**WHAT IS EXPECTED**
Copy the data that appears below exactly. Drop the pictures.

**** EXTRACTED RECORDS

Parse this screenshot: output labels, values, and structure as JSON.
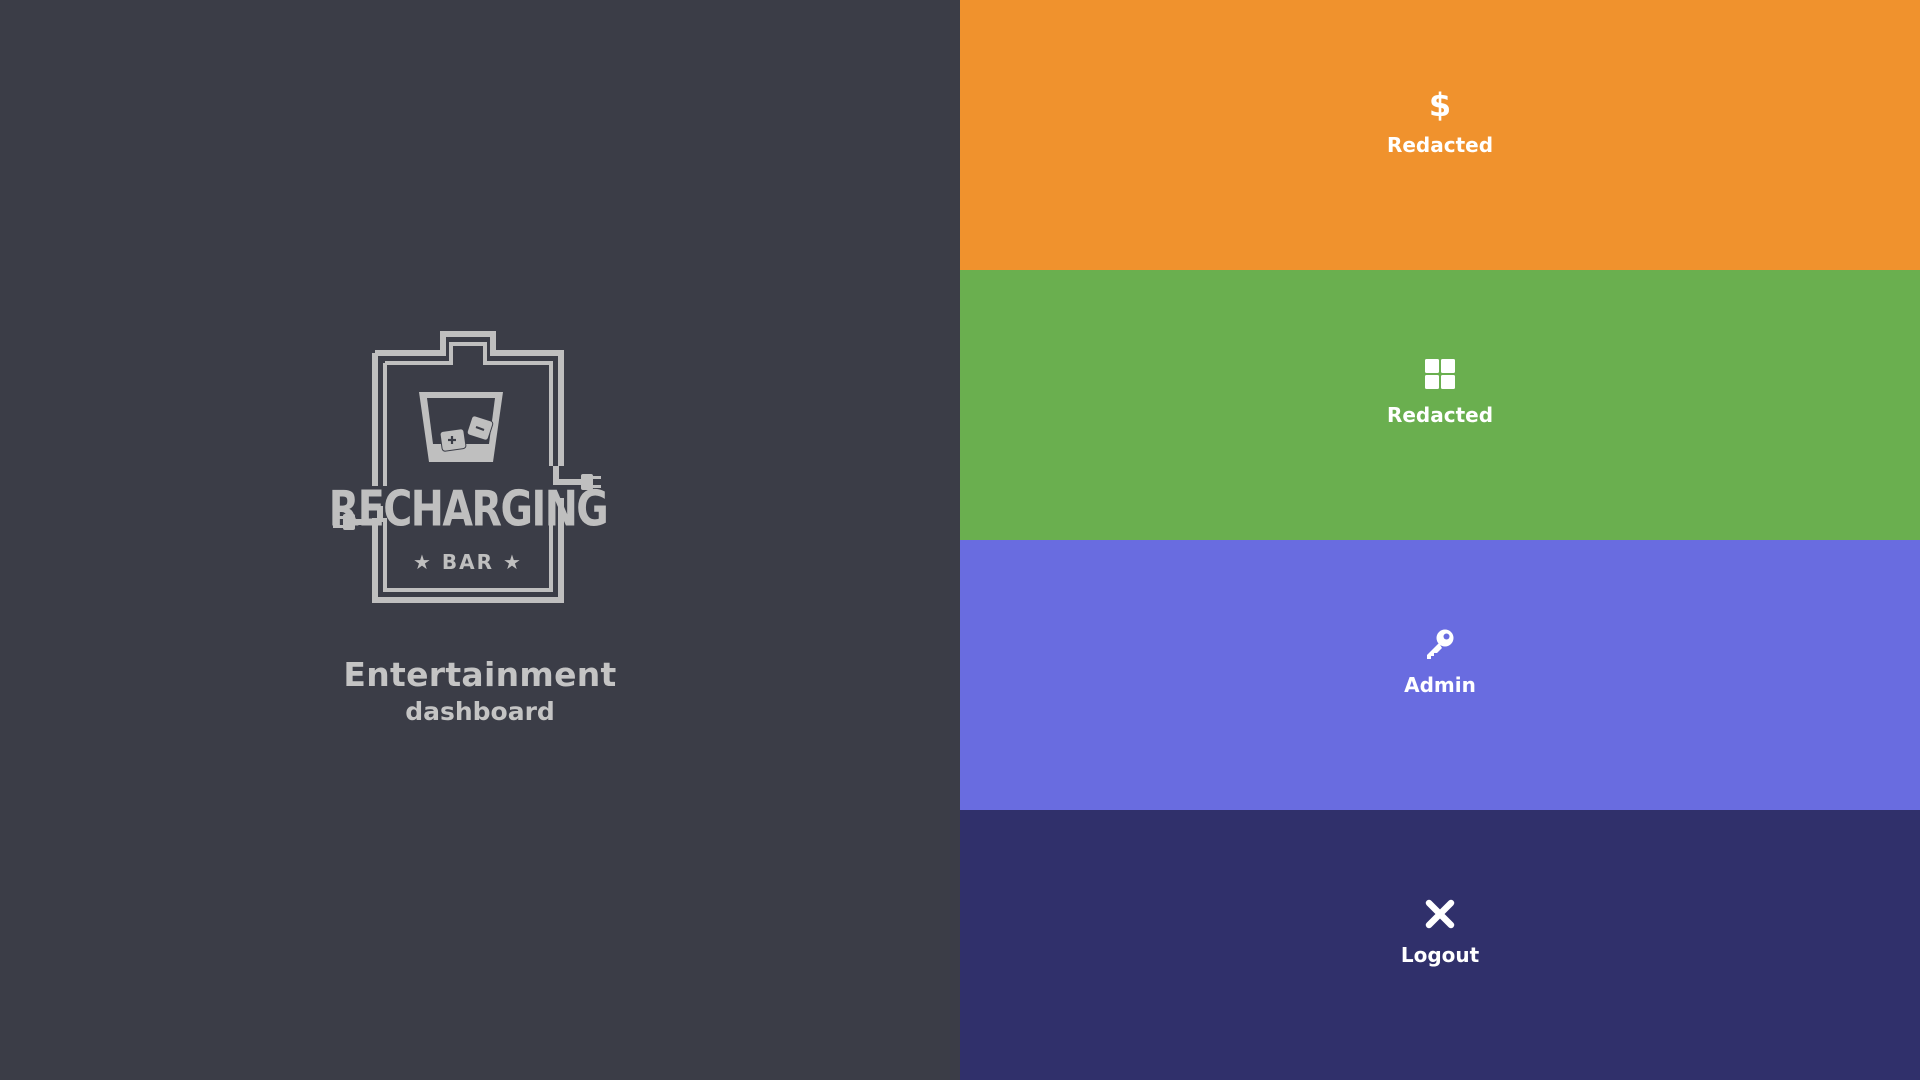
{
  "colors": {
    "left_background": "#3b3d47",
    "logo_gray": "#bfbfbf",
    "text_gray": "#c4c4c4",
    "tile_label": "#ffffff"
  },
  "branding": {
    "logo_text_main": "RECHARGING",
    "logo_text_sub": "★ BAR ★",
    "title": "Entertainment",
    "subtitle": "dashboard"
  },
  "menu": {
    "tiles": [
      {
        "label": "Redacted",
        "icon": "dollar-icon",
        "color": "#f0922d"
      },
      {
        "label": "Redacted",
        "icon": "grid-icon",
        "color": "#6aaf4f"
      },
      {
        "label": "Admin",
        "icon": "key-icon",
        "color": "#696ce0"
      },
      {
        "label": "Logout",
        "icon": "close-icon",
        "color": "#30306b"
      }
    ]
  }
}
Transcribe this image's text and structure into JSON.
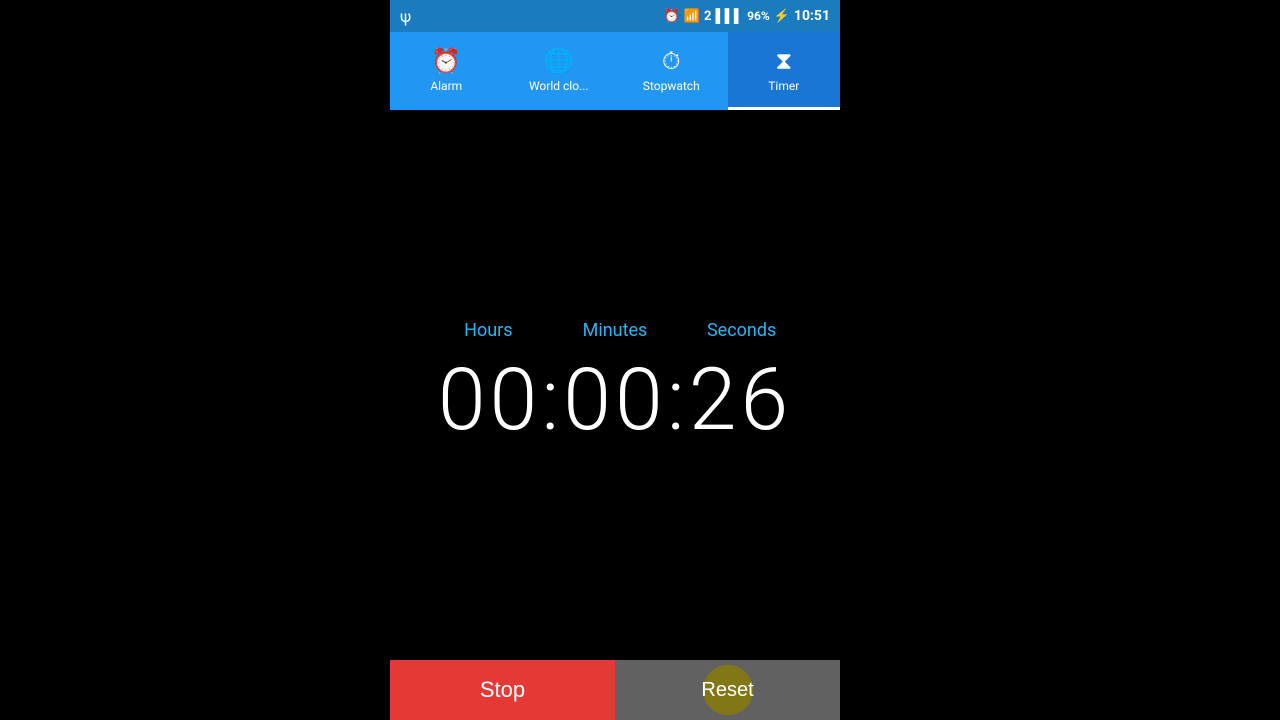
{
  "statusBar": {
    "time": "10:51",
    "battery": "96%",
    "usbIcon": "⚡",
    "usbSymbol": "ψ"
  },
  "tabs": [
    {
      "id": "alarm",
      "label": "Alarm",
      "icon": "⏰",
      "active": false
    },
    {
      "id": "worldclock",
      "label": "World clo...",
      "icon": "🌐",
      "active": false
    },
    {
      "id": "stopwatch",
      "label": "Stopwatch",
      "icon": "⏱",
      "active": false
    },
    {
      "id": "timer",
      "label": "Timer",
      "icon": "⧗",
      "active": true
    }
  ],
  "timer": {
    "hoursLabel": "Hours",
    "minutesLabel": "Minutes",
    "secondsLabel": "Seconds",
    "display": "00:00:26"
  },
  "buttons": {
    "stop": "Stop",
    "reset": "Reset"
  }
}
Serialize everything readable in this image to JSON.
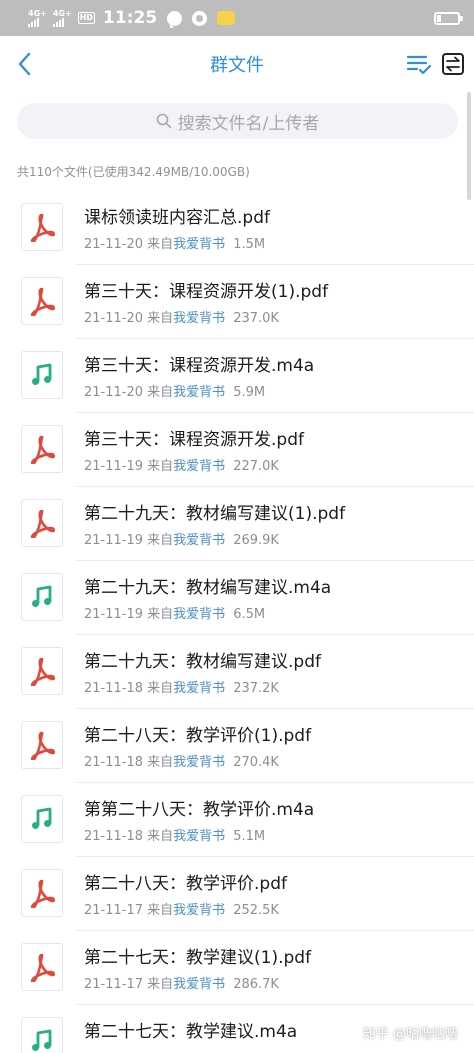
{
  "status_bar": {
    "sim1_network": "4G+",
    "sim2_network": "4G+",
    "hd_label": "HD",
    "time": "11:25",
    "battery_level": 0.2,
    "icons": [
      "chat-bubble-icon",
      "browser-icon",
      "app-icon"
    ]
  },
  "nav": {
    "title": "群文件",
    "back_icon": "chevron-left-icon",
    "sort_icon": "sort-check-icon",
    "transfer_icon": "transfer-icon"
  },
  "search": {
    "placeholder": "搜索文件名/上传者"
  },
  "summary": "共110个文件(已使用342.49MB/10.00GB)",
  "meta_prefix": "来自",
  "files": [
    {
      "name": "课标领读班内容汇总.pdf",
      "date": "21-11-20",
      "uploader": "我爱背书",
      "size": "1.5M",
      "type": "pdf"
    },
    {
      "name": "第三十天：课程资源开发(1).pdf",
      "date": "21-11-20",
      "uploader": "我爱背书",
      "size": "237.0K",
      "type": "pdf"
    },
    {
      "name": "第三十天：课程资源开发.m4a",
      "date": "21-11-20",
      "uploader": "我爱背书",
      "size": "5.9M",
      "type": "audio"
    },
    {
      "name": "第三十天：课程资源开发.pdf",
      "date": "21-11-19",
      "uploader": "我爱背书",
      "size": "227.0K",
      "type": "pdf"
    },
    {
      "name": "第二十九天：教材编写建议(1).pdf",
      "date": "21-11-19",
      "uploader": "我爱背书",
      "size": "269.9K",
      "type": "pdf"
    },
    {
      "name": "第二十九天：教材编写建议.m4a",
      "date": "21-11-19",
      "uploader": "我爱背书",
      "size": "6.5M",
      "type": "audio"
    },
    {
      "name": "第二十九天：教材编写建议.pdf",
      "date": "21-11-18",
      "uploader": "我爱背书",
      "size": "237.2K",
      "type": "pdf"
    },
    {
      "name": "第二十八天：教学评价(1).pdf",
      "date": "21-11-18",
      "uploader": "我爱背书",
      "size": "270.4K",
      "type": "pdf"
    },
    {
      "name": "第第二十八天：教学评价.m4a",
      "date": "21-11-18",
      "uploader": "我爱背书",
      "size": "5.1M",
      "type": "audio"
    },
    {
      "name": "第二十八天：教学评价.pdf",
      "date": "21-11-17",
      "uploader": "我爱背书",
      "size": "252.5K",
      "type": "pdf"
    },
    {
      "name": "第二十七天：教学建议(1).pdf",
      "date": "21-11-17",
      "uploader": "我爱背书",
      "size": "286.7K",
      "type": "pdf"
    },
    {
      "name": "第二十七天：教学建议.m4a",
      "date": "",
      "uploader": "",
      "size": "",
      "type": "audio"
    }
  ],
  "watermark": "知乎 @咕噜咕噜",
  "colors": {
    "accent": "#2f8fd8",
    "uploader": "#4a90c9",
    "pdf_icon": "#e0493c",
    "audio_icon": "#27b07d",
    "status_bar": "#bdbdbd"
  }
}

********

**RESPONSE**
Parse this screenshot: output labels, values, and structure as JSON.
{
  "colors": {
    "left_background": "#3b3d47",
    "logo_gray": "#bfbfbf",
    "text_gray": "#c4c4c4",
    "tile_label": "#ffffff"
  },
  "branding": {
    "logo_text_main": "RECHARGING",
    "logo_text_sub": "★ BAR ★",
    "title": "Entertainment",
    "subtitle": "dashboard"
  },
  "menu": {
    "tiles": [
      {
        "label": "Redacted",
        "icon": "dollar-icon",
        "color": "#f0922d"
      },
      {
        "label": "Redacted",
        "icon": "grid-icon",
        "color": "#6aaf4f"
      },
      {
        "label": "Admin",
        "icon": "key-icon",
        "color": "#696ce0"
      },
      {
        "label": "Logout",
        "icon": "close-icon",
        "color": "#30306b"
      }
    ]
  }
}
Transcribe this image's text and structure into JSON.
{
  "statusBar": {
    "time": "10:51",
    "battery": "96%",
    "usbIcon": "⚡",
    "usbSymbol": "ψ"
  },
  "tabs": [
    {
      "id": "alarm",
      "label": "Alarm",
      "icon": "⏰",
      "active": false
    },
    {
      "id": "worldclock",
      "label": "World clo...",
      "icon": "🌐",
      "active": false
    },
    {
      "id": "stopwatch",
      "label": "Stopwatch",
      "icon": "⏱",
      "active": false
    },
    {
      "id": "timer",
      "label": "Timer",
      "icon": "⧗",
      "active": true
    }
  ],
  "timer": {
    "hoursLabel": "Hours",
    "minutesLabel": "Minutes",
    "secondsLabel": "Seconds",
    "display": "00:00:26"
  },
  "buttons": {
    "stop": "Stop",
    "reset": "Reset"
  }
}
Serialize everything readable in this image to JSON.
{
  "status_bar": {
    "sim1_network": "4G+",
    "sim2_network": "4G+",
    "hd_label": "HD",
    "time": "11:25",
    "battery_level": 0.2,
    "icons": [
      "chat-bubble-icon",
      "browser-icon",
      "app-icon"
    ]
  },
  "nav": {
    "title": "群文件",
    "back_icon": "chevron-left-icon",
    "sort_icon": "sort-check-icon",
    "transfer_icon": "transfer-icon"
  },
  "search": {
    "placeholder": "搜索文件名/上传者"
  },
  "summary": "共110个文件(已使用342.49MB/10.00GB)",
  "meta_prefix": "来自",
  "files": [
    {
      "name": "课标领读班内容汇总.pdf",
      "date": "21-11-20",
      "uploader": "我爱背书",
      "size": "1.5M",
      "type": "pdf"
    },
    {
      "name": "第三十天：课程资源开发(1).pdf",
      "date": "21-11-20",
      "uploader": "我爱背书",
      "size": "237.0K",
      "type": "pdf"
    },
    {
      "name": "第三十天：课程资源开发.m4a",
      "date": "21-11-20",
      "uploader": "我爱背书",
      "size": "5.9M",
      "type": "audio"
    },
    {
      "name": "第三十天：课程资源开发.pdf",
      "date": "21-11-19",
      "uploader": "我爱背书",
      "size": "227.0K",
      "type": "pdf"
    },
    {
      "name": "第二十九天：教材编写建议(1).pdf",
      "date": "21-11-19",
      "uploader": "我爱背书",
      "size": "269.9K",
      "type": "pdf"
    },
    {
      "name": "第二十九天：教材编写建议.m4a",
      "date": "21-11-19",
      "uploader": "我爱背书",
      "size": "6.5M",
      "type": "audio"
    },
    {
      "name": "第二十九天：教材编写建议.pdf",
      "date": "21-11-18",
      "uploader": "我爱背书",
      "size": "237.2K",
      "type": "pdf"
    },
    {
      "name": "第二十八天：教学评价(1).pdf",
      "date": "21-11-18",
      "uploader": "我爱背书",
      "size": "270.4K",
      "type": "pdf"
    },
    {
      "name": "第第二十八天：教学评价.m4a",
      "date": "21-11-18",
      "uploader": "我爱背书",
      "size": "5.1M",
      "type": "audio"
    },
    {
      "name": "第二十八天：教学评价.pdf",
      "date": "21-11-17",
      "uploader": "我爱背书",
      "size": "252.5K",
      "type": "pdf"
    },
    {
      "name": "第二十七天：教学建议(1).pdf",
      "date": "21-11-17",
      "uploader": "我爱背书",
      "size": "286.7K",
      "type": "pdf"
    },
    {
      "name": "第二十七天：教学建议.m4a",
      "date": "",
      "uploader": "",
      "size": "",
      "type": "audio"
    }
  ],
  "watermark": "知乎 @咕噜咕噜",
  "colors": {
    "accent": "#2f8fd8",
    "uploader": "#4a90c9",
    "pdf_icon": "#e0493c",
    "audio_icon": "#27b07d",
    "status_bar": "#bdbdbd"
  }
}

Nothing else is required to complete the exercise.